* [Aim of the task]:
Copy all the records word for word, apart from any pictures.

* [Entries provided]:

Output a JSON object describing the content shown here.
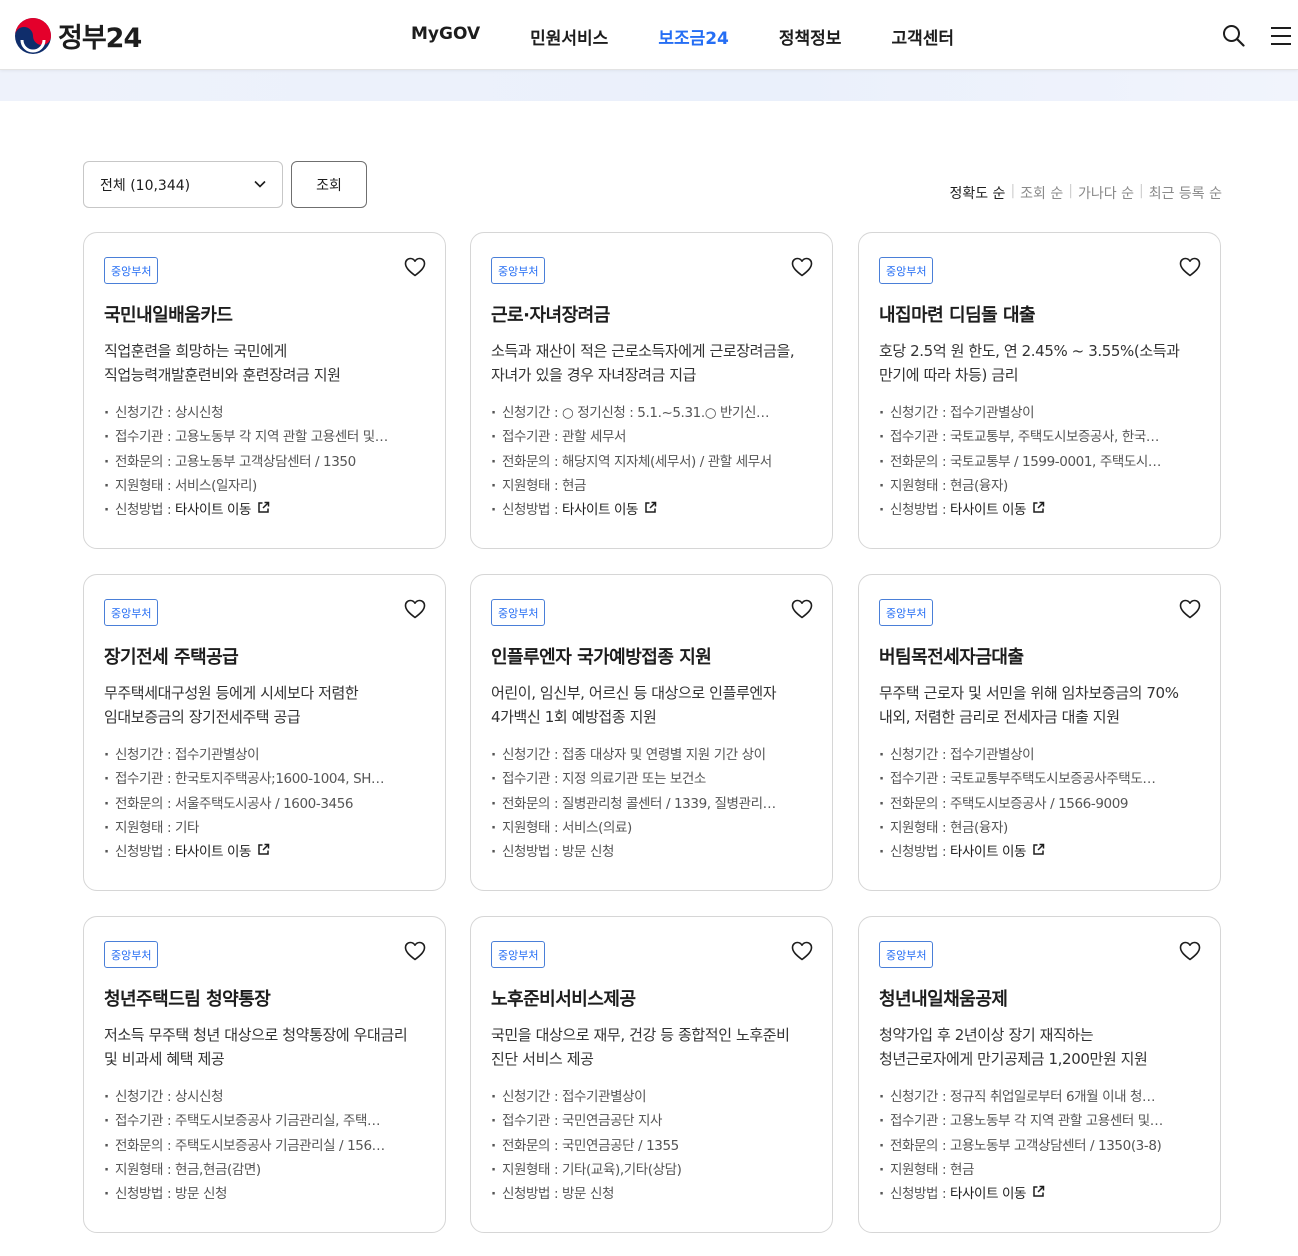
{
  "header": {
    "logo_text": "정부24",
    "nav": [
      "MyGOV",
      "민원서비스",
      "보조금24",
      "정책정보",
      "고객센터"
    ],
    "active_nav": "보조금24",
    "icons": [
      "search-icon",
      "menu-icon"
    ]
  },
  "toolbar": {
    "select_value": "전체 (10,344)",
    "search_label": "조회",
    "sort": [
      "정확도 순",
      "조회 순",
      "가나다 순",
      "최근 등록 순"
    ],
    "sort_active": "정확도 순"
  },
  "labels": {
    "period": "신청기간 : ",
    "agency": "접수기관 : ",
    "phone": "전화문의 : ",
    "type": "지원형태 : ",
    "method": "신청방법 : "
  },
  "colors": {
    "accent": "#256ef4"
  },
  "cards": [
    {
      "badge": "중앙부처",
      "title": "국민내일배움카드",
      "desc": [
        "직업훈련을 희망하는 국민에게",
        "직업능력개발훈련비와 훈련장려금 지원"
      ],
      "period": "상시신청",
      "agency": "고용노동부 각 지역 관할 고용센터 및…",
      "phone": "고용노동부 고객상담센터 / 1350",
      "type": "서비스(일자리)",
      "method": "타사이트 이동",
      "method_link": true
    },
    {
      "badge": "중앙부처",
      "title": "근로·자녀장려금",
      "desc": [
        "소득과 재산이 적은 근로소득자에게 근로장려금을,",
        "자녀가 있을 경우 자녀장려금 지급"
      ],
      "period": "○ 정기신청 : 5.1.~5.31.○ 반기신…",
      "agency": "관할 세무서",
      "phone": "해당지역 지자체(세무서) / 관할 세무서",
      "type": "현금",
      "method": "타사이트 이동",
      "method_link": true
    },
    {
      "badge": "중앙부처",
      "title": "내집마련 디딤돌 대출",
      "desc": [
        "호당 2.5억 원 한도, 연 2.45% ~ 3.55%(소득과",
        "만기에 따라 차등) 금리"
      ],
      "period": "접수기관별상이",
      "agency": "국토교통부, 주택도시보증공사, 한국…",
      "phone": "국토교통부 / 1599-0001, 주택도시…",
      "type": "현금(융자)",
      "method": "타사이트 이동",
      "method_link": true
    },
    {
      "badge": "중앙부처",
      "title": "장기전세 주택공급",
      "desc": [
        "무주택세대구성원 등에게 시세보다 저렴한",
        "임대보증금의 장기전세주택 공급"
      ],
      "period": "접수기관별상이",
      "agency": "한국토지주택공사;1600-1004, SH…",
      "phone": "서울주택도시공사 / 1600-3456",
      "type": "기타",
      "method": "타사이트 이동",
      "method_link": true
    },
    {
      "badge": "중앙부처",
      "title": "인플루엔자 국가예방접종 지원",
      "desc": [
        "어린이, 임신부, 어르신 등 대상으로 인플루엔자",
        "4가백신 1회 예방접종 지원"
      ],
      "period": "접종 대상자 및 연령별 지원 기간 상이",
      "agency": "지정 의료기관 또는 보건소",
      "phone": "질병관리청 콜센터 / 1339, 질병관리…",
      "type": "서비스(의료)",
      "method": "방문 신청",
      "method_link": false
    },
    {
      "badge": "중앙부처",
      "title": "버팀목전세자금대출",
      "desc": [
        "무주택 근로자 및 서민을 위해 임차보증금의 70%",
        "내외, 저렴한 금리로 전세자금 대출 지원"
      ],
      "period": "접수기관별상이",
      "agency": "국토교통부주택도시보증공사주택도…",
      "phone": "주택도시보증공사 / 1566-9009",
      "type": "현금(융자)",
      "method": "타사이트 이동",
      "method_link": true
    },
    {
      "badge": "중앙부처",
      "title": "청년주택드림 청약통장",
      "desc": [
        "저소득 무주택 청년 대상으로 청약통장에 우대금리",
        "및 비과세 혜택 제공"
      ],
      "period": "상시신청",
      "agency": "주택도시보증공사 기금관리실, 주택…",
      "phone": "주택도시보증공사 기금관리실 / 156…",
      "type": "현금,현금(감면)",
      "method": "방문 신청",
      "method_link": false
    },
    {
      "badge": "중앙부처",
      "title": "노후준비서비스제공",
      "desc": [
        "국민을 대상으로 재무, 건강 등 종합적인 노후준비",
        "진단 서비스 제공"
      ],
      "period": "접수기관별상이",
      "agency": "국민연금공단 지사",
      "phone": "국민연금공단 / 1355",
      "type": "기타(교육),기타(상담)",
      "method": "방문 신청",
      "method_link": false
    },
    {
      "badge": "중앙부처",
      "title": "청년내일채움공제",
      "desc": [
        "청약가입 후 2년이상 장기 재직하는",
        "청년근로자에게 만기공제금 1,200만원 지원"
      ],
      "period": "정규직 취업일로부터 6개월 이내 청…",
      "agency": "고용노동부 각 지역 관할 고용센터 및…",
      "phone": "고용노동부 고객상담센터 / 1350(3-8)",
      "type": "현금",
      "method": "타사이트 이동",
      "method_link": true
    }
  ]
}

* [Written response]:
Output a JSON object describing the content shown here.
{
  "header": {
    "logo_text": "정부24",
    "nav": [
      "MyGOV",
      "민원서비스",
      "보조금24",
      "정책정보",
      "고객센터"
    ],
    "active_nav": "보조금24",
    "icons": [
      "search-icon",
      "menu-icon"
    ]
  },
  "toolbar": {
    "select_value": "전체 (10,344)",
    "search_label": "조회",
    "sort": [
      "정확도 순",
      "조회 순",
      "가나다 순",
      "최근 등록 순"
    ],
    "sort_active": "정확도 순"
  },
  "labels": {
    "period": "신청기간 : ",
    "agency": "접수기관 : ",
    "phone": "전화문의 : ",
    "type": "지원형태 : ",
    "method": "신청방법 : "
  },
  "colors": {
    "accent": "#256ef4"
  },
  "cards": [
    {
      "badge": "중앙부처",
      "title": "국민내일배움카드",
      "desc": [
        "직업훈련을 희망하는 국민에게",
        "직업능력개발훈련비와 훈련장려금 지원"
      ],
      "period": "상시신청",
      "agency": "고용노동부 각 지역 관할 고용센터 및…",
      "phone": "고용노동부 고객상담센터 / 1350",
      "type": "서비스(일자리)",
      "method": "타사이트 이동",
      "method_link": true
    },
    {
      "badge": "중앙부처",
      "title": "근로·자녀장려금",
      "desc": [
        "소득과 재산이 적은 근로소득자에게 근로장려금을,",
        "자녀가 있을 경우 자녀장려금 지급"
      ],
      "period": "○ 정기신청 : 5.1.~5.31.○ 반기신…",
      "agency": "관할 세무서",
      "phone": "해당지역 지자체(세무서) / 관할 세무서",
      "type": "현금",
      "method": "타사이트 이동",
      "method_link": true
    },
    {
      "badge": "중앙부처",
      "title": "내집마련 디딤돌 대출",
      "desc": [
        "호당 2.5억 원 한도, 연 2.45% ~ 3.55%(소득과",
        "만기에 따라 차등) 금리"
      ],
      "period": "접수기관별상이",
      "agency": "국토교통부, 주택도시보증공사, 한국…",
      "phone": "국토교통부 / 1599-0001, 주택도시…",
      "type": "현금(융자)",
      "method": "타사이트 이동",
      "method_link": true
    },
    {
      "badge": "중앙부처",
      "title": "장기전세 주택공급",
      "desc": [
        "무주택세대구성원 등에게 시세보다 저렴한",
        "임대보증금의 장기전세주택 공급"
      ],
      "period": "접수기관별상이",
      "agency": "한국토지주택공사;1600-1004, SH…",
      "phone": "서울주택도시공사 / 1600-3456",
      "type": "기타",
      "method": "타사이트 이동",
      "method_link": true
    },
    {
      "badge": "중앙부처",
      "title": "인플루엔자 국가예방접종 지원",
      "desc": [
        "어린이, 임신부, 어르신 등 대상으로 인플루엔자",
        "4가백신 1회 예방접종 지원"
      ],
      "period": "접종 대상자 및 연령별 지원 기간 상이",
      "agency": "지정 의료기관 또는 보건소",
      "phone": "질병관리청 콜센터 / 1339, 질병관리…",
      "type": "서비스(의료)",
      "method": "방문 신청",
      "method_link": false
    },
    {
      "badge": "중앙부처",
      "title": "버팀목전세자금대출",
      "desc": [
        "무주택 근로자 및 서민을 위해 임차보증금의 70%",
        "내외, 저렴한 금리로 전세자금 대출 지원"
      ],
      "period": "접수기관별상이",
      "agency": "국토교통부주택도시보증공사주택도…",
      "phone": "주택도시보증공사 / 1566-9009",
      "type": "현금(융자)",
      "method": "타사이트 이동",
      "method_link": true
    },
    {
      "badge": "중앙부처",
      "title": "청년주택드림 청약통장",
      "desc": [
        "저소득 무주택 청년 대상으로 청약통장에 우대금리",
        "및 비과세 혜택 제공"
      ],
      "period": "상시신청",
      "agency": "주택도시보증공사 기금관리실, 주택…",
      "phone": "주택도시보증공사 기금관리실 / 156…",
      "type": "현금,현금(감면)",
      "method": "방문 신청",
      "method_link": false
    },
    {
      "badge": "중앙부처",
      "title": "노후준비서비스제공",
      "desc": [
        "국민을 대상으로 재무, 건강 등 종합적인 노후준비",
        "진단 서비스 제공"
      ],
      "period": "접수기관별상이",
      "agency": "국민연금공단 지사",
      "phone": "국민연금공단 / 1355",
      "type": "기타(교육),기타(상담)",
      "method": "방문 신청",
      "method_link": false
    },
    {
      "badge": "중앙부처",
      "title": "청년내일채움공제",
      "desc": [
        "청약가입 후 2년이상 장기 재직하는",
        "청년근로자에게 만기공제금 1,200만원 지원"
      ],
      "period": "정규직 취업일로부터 6개월 이내 청…",
      "agency": "고용노동부 각 지역 관할 고용센터 및…",
      "phone": "고용노동부 고객상담센터 / 1350(3-8)",
      "type": "현금",
      "method": "타사이트 이동",
      "method_link": true
    }
  ]
}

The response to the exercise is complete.